Work required
Please show every line from the entries that carries the word "active".

::::::::

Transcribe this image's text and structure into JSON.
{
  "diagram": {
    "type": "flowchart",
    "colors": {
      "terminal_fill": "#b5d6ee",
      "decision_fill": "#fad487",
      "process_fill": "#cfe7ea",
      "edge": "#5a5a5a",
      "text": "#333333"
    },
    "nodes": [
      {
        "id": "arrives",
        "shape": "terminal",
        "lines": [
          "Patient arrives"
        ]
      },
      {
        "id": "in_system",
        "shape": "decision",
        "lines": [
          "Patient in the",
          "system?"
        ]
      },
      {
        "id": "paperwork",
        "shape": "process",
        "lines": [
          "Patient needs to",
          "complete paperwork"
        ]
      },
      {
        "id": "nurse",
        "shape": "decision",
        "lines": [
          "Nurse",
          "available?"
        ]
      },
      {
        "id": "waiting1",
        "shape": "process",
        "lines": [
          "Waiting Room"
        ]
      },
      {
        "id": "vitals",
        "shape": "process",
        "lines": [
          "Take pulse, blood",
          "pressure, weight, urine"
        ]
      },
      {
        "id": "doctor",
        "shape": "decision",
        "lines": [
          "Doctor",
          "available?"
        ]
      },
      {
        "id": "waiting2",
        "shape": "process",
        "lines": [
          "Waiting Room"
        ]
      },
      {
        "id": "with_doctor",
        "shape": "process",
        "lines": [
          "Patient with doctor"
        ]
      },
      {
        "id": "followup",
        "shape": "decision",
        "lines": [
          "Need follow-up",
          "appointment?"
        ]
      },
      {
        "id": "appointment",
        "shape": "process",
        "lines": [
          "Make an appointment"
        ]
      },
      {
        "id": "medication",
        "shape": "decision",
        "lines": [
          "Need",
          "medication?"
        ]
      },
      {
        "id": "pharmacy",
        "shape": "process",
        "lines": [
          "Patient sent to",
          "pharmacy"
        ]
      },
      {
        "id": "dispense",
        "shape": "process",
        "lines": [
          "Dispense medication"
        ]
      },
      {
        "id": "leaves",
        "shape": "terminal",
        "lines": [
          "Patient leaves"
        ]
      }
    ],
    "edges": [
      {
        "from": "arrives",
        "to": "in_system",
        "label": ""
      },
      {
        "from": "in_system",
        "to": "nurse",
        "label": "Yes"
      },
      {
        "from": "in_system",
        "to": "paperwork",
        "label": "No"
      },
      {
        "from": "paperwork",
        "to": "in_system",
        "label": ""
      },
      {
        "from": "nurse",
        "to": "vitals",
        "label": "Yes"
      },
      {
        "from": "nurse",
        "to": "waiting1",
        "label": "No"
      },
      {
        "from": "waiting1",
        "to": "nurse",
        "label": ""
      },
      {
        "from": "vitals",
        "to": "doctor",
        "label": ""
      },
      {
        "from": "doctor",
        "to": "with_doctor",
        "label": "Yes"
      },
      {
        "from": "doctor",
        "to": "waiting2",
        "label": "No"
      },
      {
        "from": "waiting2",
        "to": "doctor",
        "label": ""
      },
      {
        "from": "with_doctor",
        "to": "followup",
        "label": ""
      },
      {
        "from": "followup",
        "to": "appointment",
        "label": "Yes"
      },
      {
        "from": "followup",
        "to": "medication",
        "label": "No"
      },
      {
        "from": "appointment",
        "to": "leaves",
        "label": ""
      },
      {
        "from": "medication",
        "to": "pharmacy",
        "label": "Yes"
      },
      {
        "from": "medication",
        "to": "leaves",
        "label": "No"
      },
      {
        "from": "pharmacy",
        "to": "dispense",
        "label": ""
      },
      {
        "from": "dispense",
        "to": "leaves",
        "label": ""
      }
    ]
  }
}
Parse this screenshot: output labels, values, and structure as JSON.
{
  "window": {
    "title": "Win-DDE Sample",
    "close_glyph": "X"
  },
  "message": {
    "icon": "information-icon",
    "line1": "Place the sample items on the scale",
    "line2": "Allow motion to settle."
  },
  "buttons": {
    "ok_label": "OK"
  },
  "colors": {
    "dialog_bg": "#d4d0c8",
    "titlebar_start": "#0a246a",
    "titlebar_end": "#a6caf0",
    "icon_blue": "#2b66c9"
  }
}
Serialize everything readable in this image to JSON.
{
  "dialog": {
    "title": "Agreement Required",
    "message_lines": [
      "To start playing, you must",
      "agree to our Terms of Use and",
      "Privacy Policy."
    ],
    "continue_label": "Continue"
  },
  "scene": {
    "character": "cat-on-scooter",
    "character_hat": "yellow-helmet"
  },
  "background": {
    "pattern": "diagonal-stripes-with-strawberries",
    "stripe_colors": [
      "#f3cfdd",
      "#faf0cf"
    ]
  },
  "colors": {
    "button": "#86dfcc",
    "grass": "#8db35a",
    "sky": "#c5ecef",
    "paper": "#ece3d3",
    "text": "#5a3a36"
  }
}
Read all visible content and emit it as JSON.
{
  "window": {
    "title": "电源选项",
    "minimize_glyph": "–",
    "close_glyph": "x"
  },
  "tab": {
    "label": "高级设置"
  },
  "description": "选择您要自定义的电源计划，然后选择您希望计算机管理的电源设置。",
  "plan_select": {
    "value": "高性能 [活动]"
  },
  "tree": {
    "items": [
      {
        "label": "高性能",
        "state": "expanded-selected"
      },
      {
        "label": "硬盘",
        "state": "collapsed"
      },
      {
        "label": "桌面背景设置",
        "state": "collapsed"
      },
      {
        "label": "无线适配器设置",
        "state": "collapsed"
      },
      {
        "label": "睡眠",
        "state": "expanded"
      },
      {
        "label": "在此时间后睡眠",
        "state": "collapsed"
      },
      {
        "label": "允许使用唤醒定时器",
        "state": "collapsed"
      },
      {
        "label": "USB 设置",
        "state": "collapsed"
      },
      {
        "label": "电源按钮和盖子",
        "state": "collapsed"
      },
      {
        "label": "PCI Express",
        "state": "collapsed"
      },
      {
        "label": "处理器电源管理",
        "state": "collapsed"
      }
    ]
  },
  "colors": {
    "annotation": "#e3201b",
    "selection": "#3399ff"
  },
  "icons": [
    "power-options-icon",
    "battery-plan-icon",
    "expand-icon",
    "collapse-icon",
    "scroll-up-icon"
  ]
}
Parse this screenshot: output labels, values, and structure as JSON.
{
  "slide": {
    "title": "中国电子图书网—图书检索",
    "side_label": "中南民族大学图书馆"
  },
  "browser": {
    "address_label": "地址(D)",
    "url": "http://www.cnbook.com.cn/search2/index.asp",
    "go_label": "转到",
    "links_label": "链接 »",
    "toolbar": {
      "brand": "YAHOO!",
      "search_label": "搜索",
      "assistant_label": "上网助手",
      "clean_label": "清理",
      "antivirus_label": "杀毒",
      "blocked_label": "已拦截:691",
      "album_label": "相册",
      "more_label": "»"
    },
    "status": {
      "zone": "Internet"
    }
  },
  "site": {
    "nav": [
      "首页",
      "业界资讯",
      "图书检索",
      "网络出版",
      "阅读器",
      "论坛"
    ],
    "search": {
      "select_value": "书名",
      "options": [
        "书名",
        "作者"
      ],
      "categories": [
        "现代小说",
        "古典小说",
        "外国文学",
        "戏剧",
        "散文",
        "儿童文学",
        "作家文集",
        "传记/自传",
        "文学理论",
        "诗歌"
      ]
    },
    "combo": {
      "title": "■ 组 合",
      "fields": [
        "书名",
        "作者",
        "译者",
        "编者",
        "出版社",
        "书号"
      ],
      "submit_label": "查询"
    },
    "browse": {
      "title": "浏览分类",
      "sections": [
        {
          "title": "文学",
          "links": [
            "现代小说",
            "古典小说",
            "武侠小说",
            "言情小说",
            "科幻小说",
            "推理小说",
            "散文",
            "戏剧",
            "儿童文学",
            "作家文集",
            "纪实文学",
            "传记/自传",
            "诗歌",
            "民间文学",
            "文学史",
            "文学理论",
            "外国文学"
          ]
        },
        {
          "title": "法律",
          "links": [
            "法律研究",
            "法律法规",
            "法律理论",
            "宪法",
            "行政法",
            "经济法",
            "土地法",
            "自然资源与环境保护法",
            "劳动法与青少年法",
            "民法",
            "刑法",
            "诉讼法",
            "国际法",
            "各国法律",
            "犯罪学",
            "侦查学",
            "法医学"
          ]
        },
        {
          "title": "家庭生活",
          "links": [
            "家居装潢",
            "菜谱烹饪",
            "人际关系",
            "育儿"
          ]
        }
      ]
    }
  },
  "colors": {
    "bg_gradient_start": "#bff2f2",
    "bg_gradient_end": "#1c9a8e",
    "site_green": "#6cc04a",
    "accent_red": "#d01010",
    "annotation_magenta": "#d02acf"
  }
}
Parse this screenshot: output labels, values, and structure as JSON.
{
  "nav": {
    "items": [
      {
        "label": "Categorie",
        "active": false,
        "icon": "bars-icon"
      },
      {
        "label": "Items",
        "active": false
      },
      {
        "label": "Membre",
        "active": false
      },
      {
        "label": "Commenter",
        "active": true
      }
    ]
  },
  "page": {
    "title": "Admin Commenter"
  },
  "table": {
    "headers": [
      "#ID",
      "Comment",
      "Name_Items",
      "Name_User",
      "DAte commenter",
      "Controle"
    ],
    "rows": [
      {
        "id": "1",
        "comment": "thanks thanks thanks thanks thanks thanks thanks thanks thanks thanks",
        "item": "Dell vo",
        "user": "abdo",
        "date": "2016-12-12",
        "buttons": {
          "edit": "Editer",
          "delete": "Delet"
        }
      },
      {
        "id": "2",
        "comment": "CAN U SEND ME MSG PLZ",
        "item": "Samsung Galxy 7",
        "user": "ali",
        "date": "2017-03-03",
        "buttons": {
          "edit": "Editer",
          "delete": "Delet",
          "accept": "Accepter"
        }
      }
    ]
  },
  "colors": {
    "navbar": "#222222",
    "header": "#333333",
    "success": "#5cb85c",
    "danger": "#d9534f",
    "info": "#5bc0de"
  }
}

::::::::

Written solution
        "active": false,
        "active": false
        "active": false
        "active": true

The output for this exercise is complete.